The administration strongly opposes new sanctions legislation, even if sanctions would only be triggered in the future. It believes that sanctions were critical in achieving the progress that has been made to date and that sanctions will remain critical in providing the leverage needed to get an acceptable final deal. But it doesn’t regard new sanctions as necessary at this time – because existing sanctions remain in place and are continuing to put Iran under strong pressure (as is the sharp drop in the price of oil) and because Congress can enact new sanctions very quickly if they are warranted by a future development, such as the failure to reach agreement by the end of the current extension period. Moreover, the administration is concerned that new sanctions legislation could seriously undercut the negotiations. Even if Iran doesn’t follow through on its threat to walk out of the talks, a new sanctions law would strengthen the hand of Iranian conservatives. These hardliners would argue that, because the United States is not serious about removing sanctions and because Obama does not have the strength to deliver on his commitments, there is no point in making further concessions. They would use the Congressional action as a pretext to call for toughening rather than relaxing Iran’s negotiation positions.
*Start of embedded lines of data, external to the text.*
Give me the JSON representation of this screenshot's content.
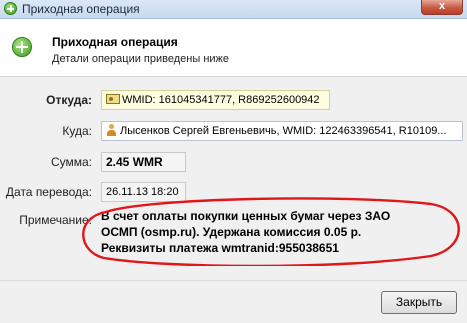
{
  "window": {
    "title": "Приходная операция",
    "close_label": "x"
  },
  "header": {
    "title": "Приходная операция",
    "subtitle": "Детали операции приведены ниже"
  },
  "form": {
    "from_label": "Откуда:",
    "from_value": "WMID: 161045341777, R869252600942",
    "to_label": "Куда:",
    "to_value": "Лысенков Сергей Евгеньевичь, WMID: 122463396541, R10109...",
    "amount_label": "Сумма:",
    "amount_value": "2.45 WMR",
    "date_label": "Дата перевода:",
    "date_value": "26.11.13 18:20",
    "note_label": "Примечание:",
    "note_lines": [
      "В счет оплаты покупки ценных бумаг через ЗАО",
      "ОСМП (osmp.ru). Удержана комиссия 0.05 р.",
      "Реквизиты платежа wmtranid:955038651"
    ]
  },
  "footer": {
    "close_button": "Закрыть"
  },
  "colors": {
    "annotation": "#e0161b",
    "yellow_field": "#fffde0"
  }
}
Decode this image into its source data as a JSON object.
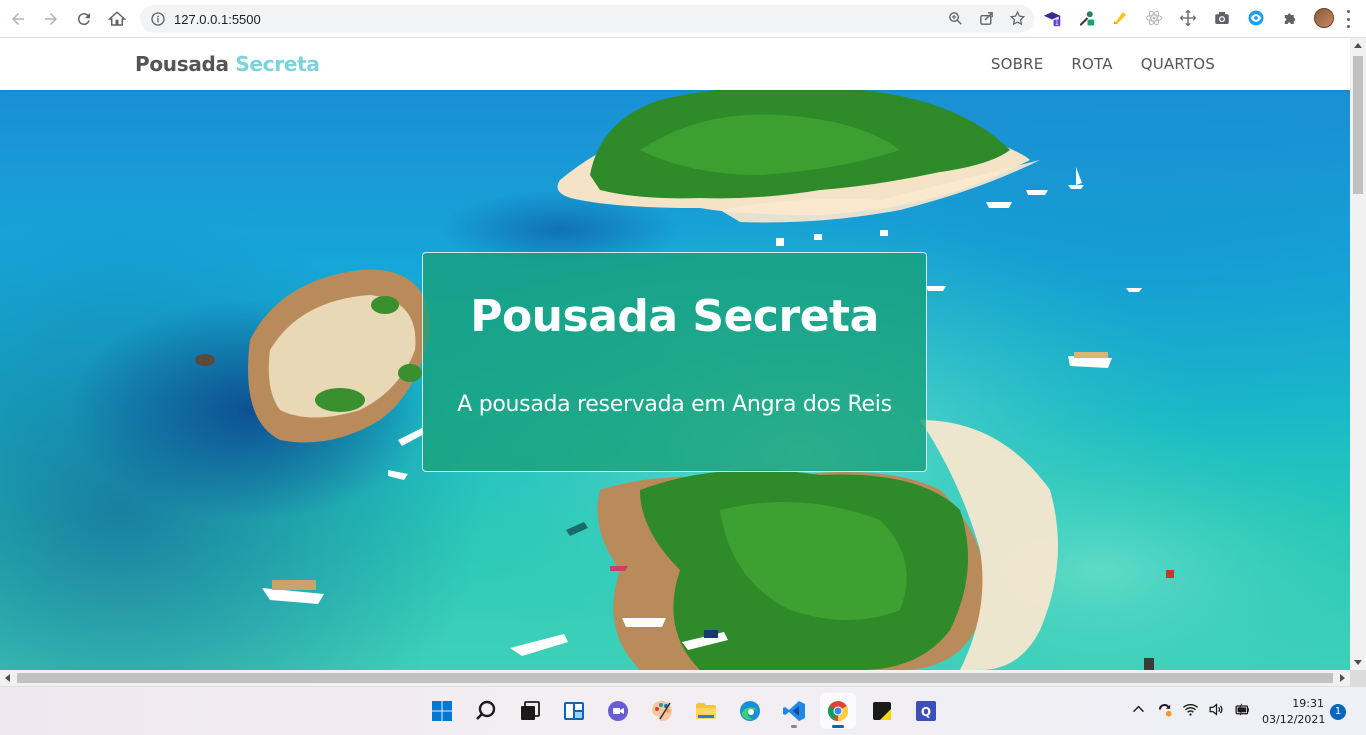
{
  "browser": {
    "url": "127.0.0.1:5500",
    "extensions": [
      "graduation-cap-extension",
      "eyedropper-extension",
      "highlighter-extension",
      "react-devtools-extension",
      "move-extension",
      "camera-extension",
      "eye-extension",
      "puzzle-extension"
    ],
    "ext_badges": {
      "graduation": "1"
    }
  },
  "site": {
    "brand_main": "Pousada",
    "brand_accent": "Secreta",
    "brand_accent_color": "#7dd3d8",
    "nav": [
      "SOBRE",
      "ROTA",
      "QUARTOS"
    ]
  },
  "hero": {
    "title": "Pousada Secreta",
    "subtitle": "A pousada reservada em Angra dos Reis",
    "overlay_color": "#18a078"
  },
  "taskbar": {
    "apps": [
      "windows-start",
      "search",
      "task-view",
      "widgets",
      "chat",
      "paint",
      "file-explorer",
      "edge",
      "vscode",
      "chrome",
      "sticky-notes",
      "q-app"
    ],
    "time": "19:31",
    "date": "03/12/2021",
    "notifications": "1"
  }
}
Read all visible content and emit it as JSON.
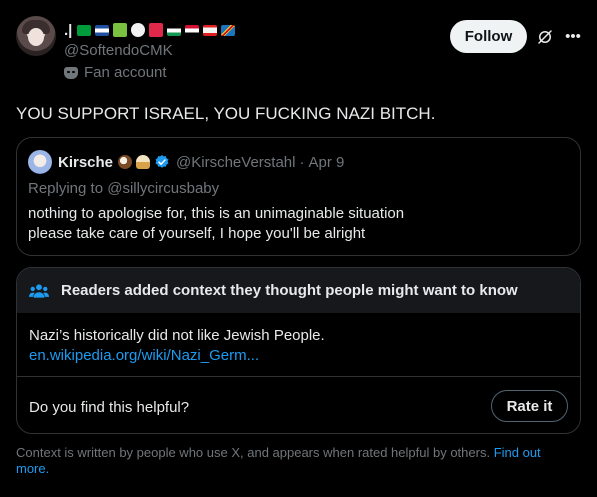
{
  "post": {
    "author_name_prefix": ".|",
    "author_handle": "@SoftendoCMK",
    "affiliation_label": "Fan account",
    "follow_label": "Follow",
    "text": "YOU SUPPORT ISRAEL, YOU FUCKING NAZI BITCH.",
    "flag_colors": [
      "#009c3b",
      "#1f4fa1",
      "#7ac142",
      "#f2f2f2",
      "#e0284a",
      "#149954",
      "#d21034",
      "#f4f4f4",
      "#1e73be"
    ]
  },
  "quote": {
    "author_name": "Kirsche",
    "author_handle": "@KirscheVerstahl",
    "separator": "·",
    "date": "Apr 9",
    "replying_to": "Replying to @sillycircusbaby",
    "lines": [
      "nothing to apologise for, this is an unimaginable situation",
      "please take care of yourself, I hope you'll be alright"
    ]
  },
  "community_note": {
    "title": "Readers added context they thought people might want to know",
    "body": "Nazi’s historically did not like Jewish People.",
    "link": "en.wikipedia.org/wiki/Nazi_Germ...",
    "helpful_prompt": "Do you find this helpful?",
    "rate_label": "Rate it"
  },
  "footer": {
    "text": "Context is written by people who use X, and appears when rated helpful by others.",
    "link": "Find out more."
  },
  "colors": {
    "accent": "#1d9bf0",
    "muted": "#71767b",
    "border": "#2f3336"
  }
}
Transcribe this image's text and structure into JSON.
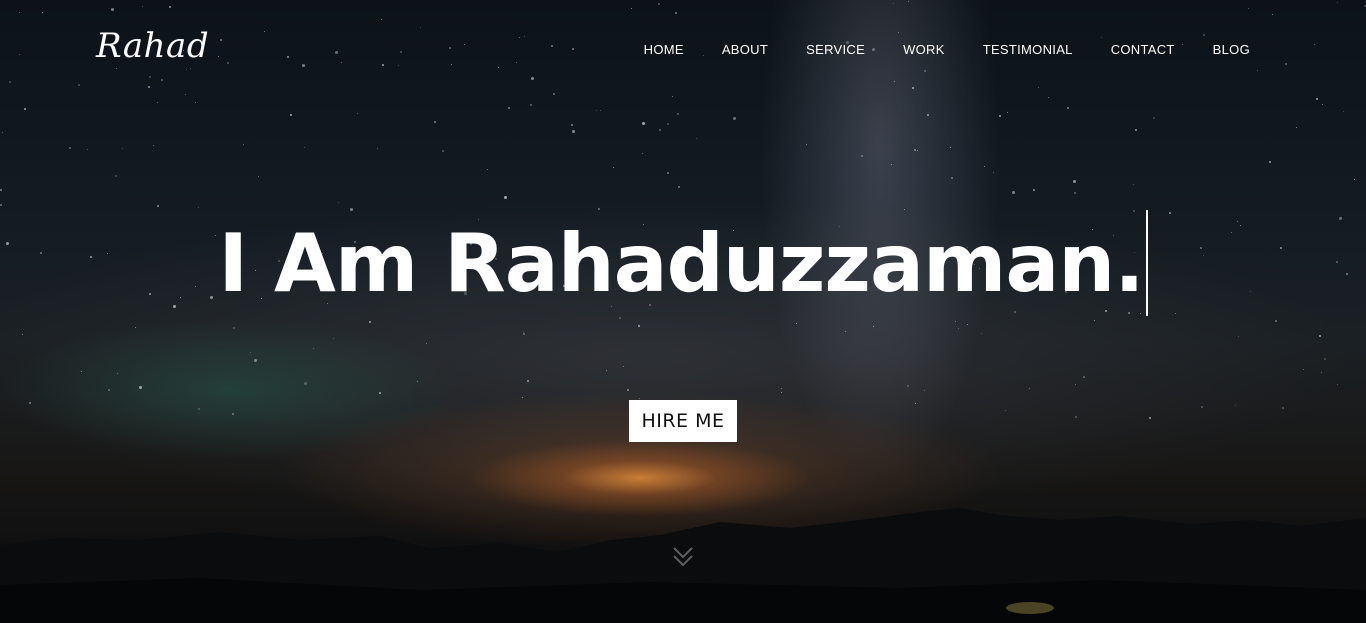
{
  "brand": {
    "logo_text": "Rahad"
  },
  "nav": {
    "items": [
      {
        "label": "HOME"
      },
      {
        "label": "ABOUT"
      },
      {
        "label": "SERVICE"
      },
      {
        "label": "WORK"
      },
      {
        "label": "TESTIMONIAL"
      },
      {
        "label": "CONTACT"
      },
      {
        "label": "BLOG"
      }
    ]
  },
  "hero": {
    "headline": "I Am Rahaduzzaman.",
    "cta_label": "HIRE ME",
    "scroll_icon": "double-chevron-down-icon"
  },
  "colors": {
    "text": "#ffffff",
    "button_bg": "#ffffff",
    "button_text": "#111111",
    "sky_dark": "#0c1218",
    "glow": "#ec923c"
  }
}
If the Congress passes a new sanctions bill that the administration considers damaging to prospects for negotiations, President Obama is very likely to veto it. Senior administration officials would then go into overdrive in finding the 34 Senate votes necessary to sustain the veto, focusing heavily on Senate Democrats. Although some Democrats can be expected to vote to override the veto, a substantial number, including some who have reservations about the negotiations, will not want to be seen as undermining the best prospect for resolving the nuclear issue peacefully or as undercutting their party’s president on a matter of such high priority. It is therefore likely that the administration will have the votes to sustain the veto and prevent legislation potentially damaging to the negotiations from being enacted.
So while the Republican-controlled Congress will undoubtedly give the administration a tough time, it is likely that President Obama will be able, without legislative interference, to continue negotiating an agreement that he believes is in the U.S. interest.
Although both presidents face domestic opposition, the domestic obstacles are more formidable on the Iranian side. Iran’s failure to show sufficient flexibility over the last year on the central issues in the nuclear negotiations has raised questions not just about its willingness to reach a balanced agreement but also, given internal divisions, its ability to do so. The answer to the question of whether Iran is capable of reaching a nuclear agreement lies with the Supreme Leader. If he is prepared to overcome his own reservations, overrule hardline opponents of a deal, and give his negotiators the green light to work out the necessary compromises, there can be an agreement. If not, there will be no deal.